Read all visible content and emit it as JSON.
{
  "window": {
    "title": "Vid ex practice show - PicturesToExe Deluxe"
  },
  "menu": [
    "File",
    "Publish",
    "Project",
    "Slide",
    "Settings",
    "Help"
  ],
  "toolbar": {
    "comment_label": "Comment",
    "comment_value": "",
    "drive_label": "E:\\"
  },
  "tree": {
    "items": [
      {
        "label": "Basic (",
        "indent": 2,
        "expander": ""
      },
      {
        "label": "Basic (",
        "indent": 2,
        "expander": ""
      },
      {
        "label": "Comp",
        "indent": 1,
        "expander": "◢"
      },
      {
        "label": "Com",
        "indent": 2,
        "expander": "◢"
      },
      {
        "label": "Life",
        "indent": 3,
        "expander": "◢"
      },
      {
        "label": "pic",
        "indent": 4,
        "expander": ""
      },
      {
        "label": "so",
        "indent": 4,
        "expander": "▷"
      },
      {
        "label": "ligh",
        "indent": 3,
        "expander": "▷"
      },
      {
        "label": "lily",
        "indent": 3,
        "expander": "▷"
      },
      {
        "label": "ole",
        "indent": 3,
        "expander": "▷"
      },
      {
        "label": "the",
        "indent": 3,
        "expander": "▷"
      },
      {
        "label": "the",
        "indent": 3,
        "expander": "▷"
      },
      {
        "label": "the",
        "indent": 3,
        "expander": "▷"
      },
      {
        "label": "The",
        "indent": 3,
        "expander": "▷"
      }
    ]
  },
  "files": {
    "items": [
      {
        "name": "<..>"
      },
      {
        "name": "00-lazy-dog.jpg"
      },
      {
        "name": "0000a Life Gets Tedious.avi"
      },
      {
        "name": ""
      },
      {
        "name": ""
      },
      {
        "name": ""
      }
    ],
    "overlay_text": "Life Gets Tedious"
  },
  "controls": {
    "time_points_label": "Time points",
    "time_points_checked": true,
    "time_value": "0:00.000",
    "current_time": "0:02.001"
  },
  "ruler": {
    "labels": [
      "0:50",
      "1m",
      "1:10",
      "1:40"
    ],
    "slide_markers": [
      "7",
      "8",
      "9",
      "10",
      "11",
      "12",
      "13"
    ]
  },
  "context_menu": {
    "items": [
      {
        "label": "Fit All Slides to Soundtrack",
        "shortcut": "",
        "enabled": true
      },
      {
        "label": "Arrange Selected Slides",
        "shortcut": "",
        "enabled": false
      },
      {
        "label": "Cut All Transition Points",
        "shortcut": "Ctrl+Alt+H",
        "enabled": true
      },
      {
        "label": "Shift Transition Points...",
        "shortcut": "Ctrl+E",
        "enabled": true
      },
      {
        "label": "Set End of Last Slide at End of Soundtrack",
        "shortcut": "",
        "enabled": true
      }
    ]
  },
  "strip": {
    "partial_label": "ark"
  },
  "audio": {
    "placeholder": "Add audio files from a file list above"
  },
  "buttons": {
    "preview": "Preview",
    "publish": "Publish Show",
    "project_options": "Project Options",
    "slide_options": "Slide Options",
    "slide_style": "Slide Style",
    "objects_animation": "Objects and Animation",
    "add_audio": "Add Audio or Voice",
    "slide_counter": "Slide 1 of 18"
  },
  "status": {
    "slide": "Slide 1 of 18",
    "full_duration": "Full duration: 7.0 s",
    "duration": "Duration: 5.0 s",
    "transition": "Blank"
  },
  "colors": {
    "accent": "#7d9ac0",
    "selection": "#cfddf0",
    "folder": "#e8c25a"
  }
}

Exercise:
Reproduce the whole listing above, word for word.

Solution for this exercise:
Read all visible content and emit it as JSON.
{
  "window": {
    "title": "Vid ex practice show - PicturesToExe Deluxe"
  },
  "menu": [
    "File",
    "Publish",
    "Project",
    "Slide",
    "Settings",
    "Help"
  ],
  "toolbar": {
    "comment_label": "Comment",
    "comment_value": "",
    "drive_label": "E:\\"
  },
  "tree": {
    "items": [
      {
        "label": "Basic (",
        "indent": 2,
        "expander": ""
      },
      {
        "label": "Basic (",
        "indent": 2,
        "expander": ""
      },
      {
        "label": "Comp",
        "indent": 1,
        "expander": "◢"
      },
      {
        "label": "Com",
        "indent": 2,
        "expander": "◢"
      },
      {
        "label": "Life",
        "indent": 3,
        "expander": "◢"
      },
      {
        "label": "pic",
        "indent": 4,
        "expander": ""
      },
      {
        "label": "so",
        "indent": 4,
        "expander": "▷"
      },
      {
        "label": "ligh",
        "indent": 3,
        "expander": "▷"
      },
      {
        "label": "lily",
        "indent": 3,
        "expander": "▷"
      },
      {
        "label": "ole",
        "indent": 3,
        "expander": "▷"
      },
      {
        "label": "the",
        "indent": 3,
        "expander": "▷"
      },
      {
        "label": "the",
        "indent": 3,
        "expander": "▷"
      },
      {
        "label": "the",
        "indent": 3,
        "expander": "▷"
      },
      {
        "label": "The",
        "indent": 3,
        "expander": "▷"
      }
    ]
  },
  "files": {
    "items": [
      {
        "name": "<..>"
      },
      {
        "name": "00-lazy-dog.jpg"
      },
      {
        "name": "0000a Life Gets Tedious.avi"
      },
      {
        "name": ""
      },
      {
        "name": ""
      },
      {
        "name": ""
      }
    ],
    "overlay_text": "Life Gets Tedious"
  },
  "controls": {
    "time_points_label": "Time points",
    "time_points_checked": true,
    "time_value": "0:00.000",
    "current_time": "0:02.001"
  },
  "ruler": {
    "labels": [
      "0:50",
      "1m",
      "1:10",
      "1:40"
    ],
    "slide_markers": [
      "7",
      "8",
      "9",
      "10",
      "11",
      "12",
      "13"
    ]
  },
  "context_menu": {
    "items": [
      {
        "label": "Fit All Slides to Soundtrack",
        "shortcut": "",
        "enabled": true
      },
      {
        "label": "Arrange Selected Slides",
        "shortcut": "",
        "enabled": false
      },
      {
        "label": "Cut All Transition Points",
        "shortcut": "Ctrl+Alt+H",
        "enabled": true
      },
      {
        "label": "Shift Transition Points...",
        "shortcut": "Ctrl+E",
        "enabled": true
      },
      {
        "label": "Set End of Last Slide at End of Soundtrack",
        "shortcut": "",
        "enabled": true
      }
    ]
  },
  "strip": {
    "partial_label": "ark"
  },
  "audio": {
    "placeholder": "Add audio files from a file list above"
  },
  "buttons": {
    "preview": "Preview",
    "publish": "Publish Show",
    "project_options": "Project Options",
    "slide_options": "Slide Options",
    "slide_style": "Slide Style",
    "objects_animation": "Objects and Animation",
    "add_audio": "Add Audio or Voice",
    "slide_counter": "Slide 1 of 18"
  },
  "status": {
    "slide": "Slide 1 of 18",
    "full_duration": "Full duration: 7.0 s",
    "duration": "Duration: 5.0 s",
    "transition": "Blank"
  },
  "colors": {
    "accent": "#7d9ac0",
    "selection": "#cfddf0",
    "folder": "#e8c25a"
  }
}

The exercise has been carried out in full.